I put in an application for indefinite leave to remain (ILR) and went back to the biscuit factory while I waited to hear of my fate. I was eventually granted the ILR and set about the arduous task of redefining myself as a person. I approached Transitions London, a company that supports refugees by giving them training with CVs, cover letter writing and interview techniques. They helped me figure out what employers are looking for and how to do well in face-to-face interactions and over the phone.
Equipped with the right skills, I now began the herculean task of passing through the graduate scheme application processes of many of the UK’s big companies. These are long-winded and often very competitive, requiring graduates to pass through countless hurdles such as online language tests, telephone interviews, multi-day assessments, face-to-face interviews, presentation and group activities.

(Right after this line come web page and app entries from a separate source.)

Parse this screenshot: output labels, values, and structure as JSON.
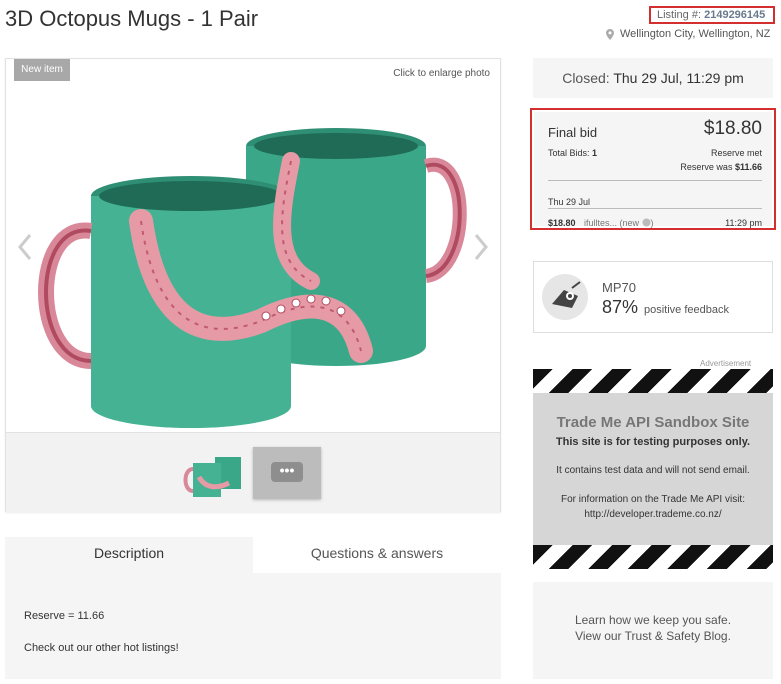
{
  "header": {
    "title": "3D Octopus Mugs - 1 Pair",
    "listing_label": "Listing #:",
    "listing_number": "2149296145",
    "location": "Wellington City, Wellington, NZ"
  },
  "gallery": {
    "badge": "New item",
    "enlarge_hint": "Click to enlarge photo",
    "more_photos": "•••"
  },
  "tabs": [
    {
      "label": "Description",
      "active": true
    },
    {
      "label": "Questions & answers",
      "active": false
    }
  ],
  "description": {
    "line1": "Reserve = 11.66",
    "line2": "Check out our other hot listings!"
  },
  "auction": {
    "closed_label": "Closed:",
    "closed_value": "Thu 29 Jul, 11:29 pm",
    "final_bid_label": "Final bid",
    "final_bid_amount": "$18.80",
    "total_bids_label": "Total Bids:",
    "total_bids_value": "1",
    "reserve_met": "Reserve met",
    "reserve_was_label": "Reserve was",
    "reserve_was_value": "$11.66",
    "history": {
      "date": "Thu 29 Jul",
      "amount": "$18.80",
      "bidder": "ifulltes... (new",
      "time": "11:29 pm"
    }
  },
  "seller": {
    "name": "MP70",
    "percent": "87%",
    "feedback_label": "positive feedback"
  },
  "advertisement": {
    "label": "Advertisement",
    "title": "Trade Me API Sandbox Site",
    "line1": "This site is for testing purposes only.",
    "line2": "It contains test data and will not send email.",
    "line3": "For information on the Trade Me API visit:",
    "line4": "http://developer.trademe.co.nz/"
  },
  "safety": {
    "line1": "Learn how we keep you safe.",
    "line2": "View our Trust & Safety Blog."
  },
  "colors": {
    "highlight_border": "#d32f2f",
    "mug_body": "#3aa888",
    "tentacle": "#e69aa6"
  }
}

Once I’d completed a few of these, I began to receive offers and ultimately accepted to join National Grid. I joined the company in September 2012 as a graduate and carried out three six-month rotations in areas such as Capital Delivery, Asset Management and the Electricity System Operator.
In these roles, I covered everything from supporting the delivery of construction designs as a development engineer, to working on the outage planning team, where I worked as a power system engineer, delivering scheduled outages for maintenance and capital investments.

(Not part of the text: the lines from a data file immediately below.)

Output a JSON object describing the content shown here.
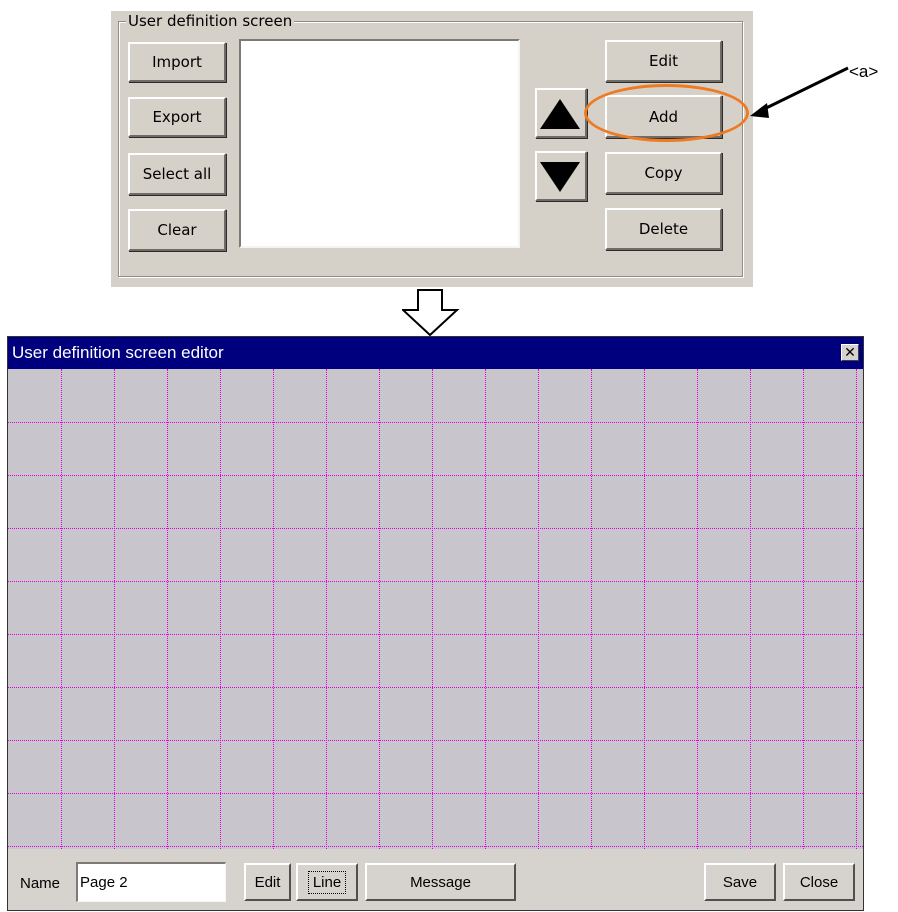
{
  "dialog": {
    "group_title": "User definition screen",
    "left_buttons": [
      "Import",
      "Export",
      "Select all",
      "Clear"
    ],
    "right_buttons": [
      "Edit",
      "Add",
      "Copy",
      "Delete"
    ],
    "move_up_icon": "triangle-up-icon",
    "move_down_icon": "triangle-down-icon"
  },
  "annotation": {
    "label": "<a>",
    "highlight_color": "#ee7a22",
    "arrow_icon": "down-arrow-outline-icon"
  },
  "editor": {
    "title": "User definition screen editor",
    "close_glyph": "✕",
    "title_bar_color": "#00007f",
    "grid_color": "#e000e0",
    "name_label": "Name",
    "name_value": "Page 2",
    "buttons": {
      "edit": "Edit",
      "line": "Line",
      "message": "Message",
      "save": "Save",
      "close": "Close"
    }
  }
}
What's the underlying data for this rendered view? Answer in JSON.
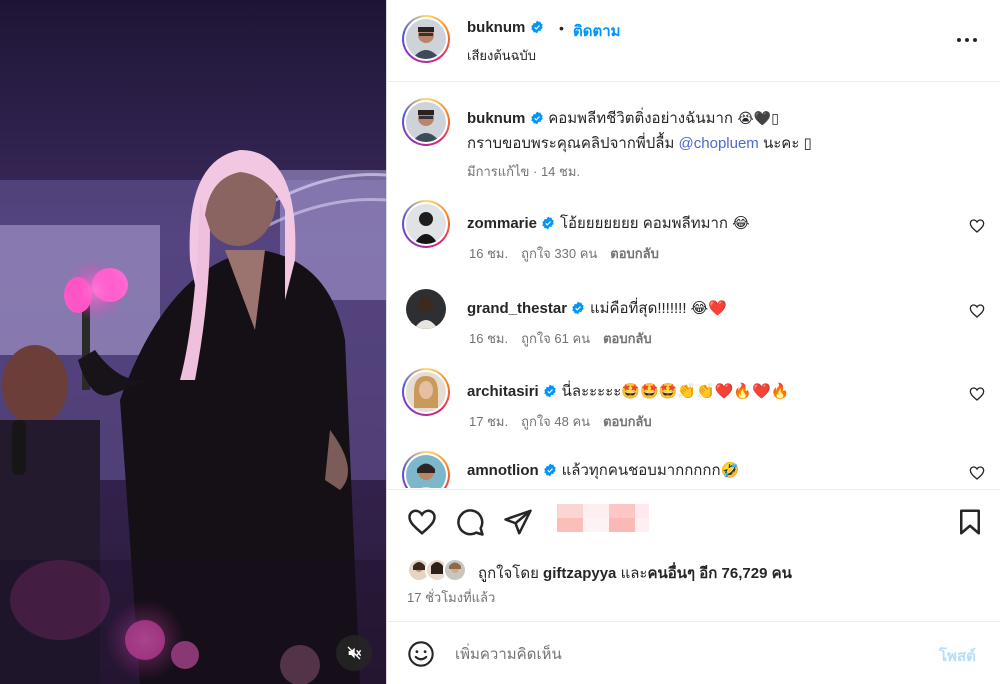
{
  "post_author": {
    "username": "buknum",
    "follow_label": "ติดตาม",
    "audio_label": "เสียงต้นฉบับ",
    "separator": "•"
  },
  "caption": {
    "username": "buknum",
    "line1": "คอมพลีทชีวิตติ่งอย่างฉันมาก",
    "line1_emoji": "😭🖤▯",
    "line2_prefix": "กราบขอบพระคุณคลิปจากพี่ปลื้ม ",
    "mention": "@chopluem",
    "line2_suffix": " นะคะ ▯",
    "meta": "มีการแก้ไข · 14 ชม."
  },
  "comments": [
    {
      "username": "zommarie",
      "text": "โอ้ยยยยยยย คอมพลีทมาก 😂",
      "time": "16 ชม.",
      "likes": "ถูกใจ 330 คน",
      "reply": "ตอบกลับ"
    },
    {
      "username": "grand_thestar",
      "text": "แม่คือที่สุด!!!!!!! 😂❤️",
      "time": "16 ชม.",
      "likes": "ถูกใจ 61 คน",
      "reply": "ตอบกลับ"
    },
    {
      "username": "architasiri",
      "text": "นี่ละะะะะ🤩🤩🤩👏👏❤️🔥❤️🔥",
      "time": "17 ชม.",
      "likes": "ถูกใจ 48 คน",
      "reply": "ตอบกลับ"
    },
    {
      "username": "amnotlion",
      "text": "แล้วทุกคนชอบมากกกกก🤣",
      "time": "",
      "likes": "",
      "reply": ""
    }
  ],
  "likes": {
    "prefix": "ถูกใจโดย ",
    "first_liker": "giftzapyya",
    "middle": " และ",
    "others": "คนอื่นๆ อีก 76,729 คน"
  },
  "time_ago": "17 ชั่วโมงที่แล้ว",
  "comment_box": {
    "placeholder": "เพิ่มความคิดเห็น",
    "post_label": "โพสต์"
  },
  "colors": {
    "link": "#0095f6",
    "mention": "#4e67d3",
    "muted": "#737373",
    "post_disabled": "#b2dffc",
    "verified": "#0095f6"
  },
  "icons": [
    "verified-icon",
    "more-icon",
    "heart-icon",
    "comment-icon",
    "share-icon",
    "bookmark-icon",
    "smile-icon",
    "mute-icon"
  ]
}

As the electricity system operator for Great Britain, National Grid ESO moves electricity safely, reliably and efficiently through the system, to ensure homes and businesses have the power they need whenever it’s needed. It might sound simple, but it’s a complicated job to deliver electricity every single minute of every single day, making sure that demand and supply are always balanced.
In April 2017, after three years as an outage planning engineer I moved onto the generator compliance team and this is where I currently work as a senior compliance engineer. My day to day role involves supporting generator through the compliance process by facilitating their connection to the transmission network.

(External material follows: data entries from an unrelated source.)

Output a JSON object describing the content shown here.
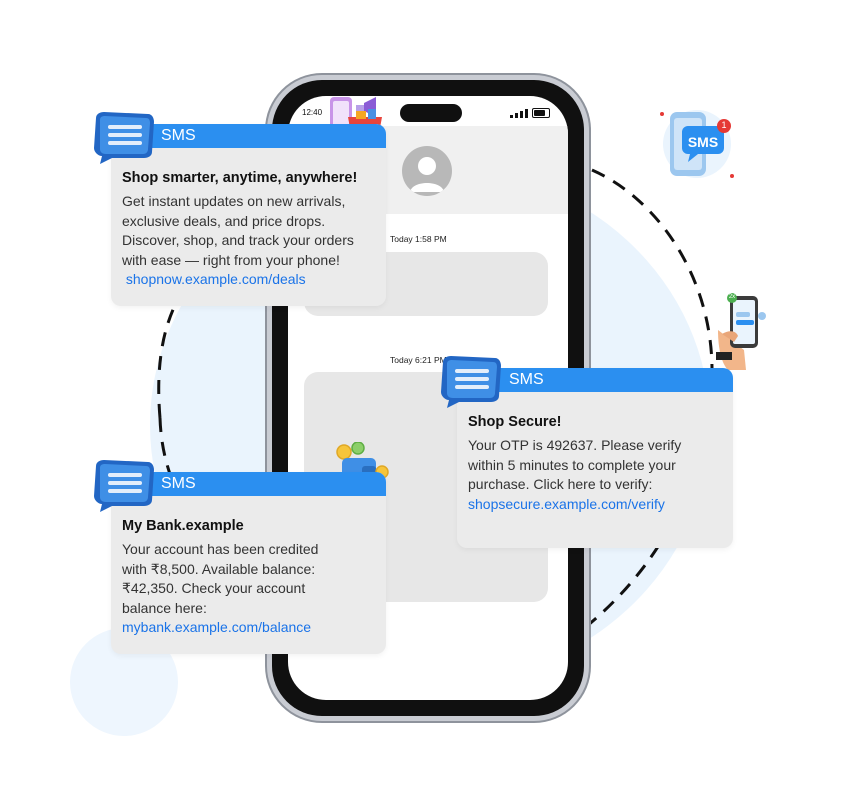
{
  "phone": {
    "status_time": "12:40",
    "messages": [
      {
        "time": "Today 1:58 PM"
      },
      {
        "time": "Today 6:21 PM"
      }
    ]
  },
  "cards": [
    {
      "header": "SMS",
      "title": "Shop smarter, anytime, anywhere!",
      "lines": [
        "Get instant updates on new arrivals,",
        "exclusive deals, and price drops.",
        "Discover, shop, and track your orders",
        "with ease — right from your phone!"
      ],
      "link": " shopnow.example.com/deals"
    },
    {
      "header": "SMS",
      "title": "My Bank.example",
      "lines": [
        "Your account has been credited",
        "with ₹8,500. Available balance:",
        "₹42,350. Check your account",
        "balance here:"
      ],
      "link": "mybank.example.com/balance"
    },
    {
      "header": "SMS",
      "title": "Shop Secure!",
      "lines": [
        "Your OTP is 492637. Please verify",
        "within 5 minutes to complete your",
        "purchase. Click here to verify:"
      ],
      "link": "shopsecure.example.com/verify"
    }
  ],
  "badge": {
    "label": "SMS",
    "count": "1"
  },
  "hand_phone_badge": "2x",
  "colors": {
    "accent": "#2b8ff0",
    "link": "#1a73e8",
    "card_bg": "#ebebeb",
    "badge_red": "#e53935"
  }
}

I’m currently working on my dissertation for a master’s degree in Power Systems Engineering from the University of Manchester. I’m doing part-time alongside work commitments. In January this year I also became a chartered engineer, awarded by the Institution of Engineering and Technology.
I have a wife and two children, and after over a decade of struggle, I finally feel at home, in a workplace that actively promotes diversity and inclusivity. To play my part in helping the community, I recently setup a platform (Organisation) that supports highly skilled refugees to join the skilled work force in the UK. It’s called the Professional Immigrants Transition Platform (PITP) and helps refugees who are struggling to get a job in the UK. They may typically have a degree from back home, so we help them to pursue further education where necessary and build interview and CV skills. Beyond this, I want to motivate them, and give them hope that one day they will find a job.
We also want to raise awareness with employers that refugees have international skills and knowledge with an ambition to be successful in life. This is an unexplored pool of expertise where employers could use as another avenue of recruitment. I’m working with National Grid to give the company access to this pool of skilled refugees and we’re looking at how we can give a returner placement with a potential of long term work.
National Grid is one of over 100 companies across the UK that participate in National Inclusion Week, run by Inclusive Employers, the UK's first and leading membership organisation for employers looking to build inclusive workplaces.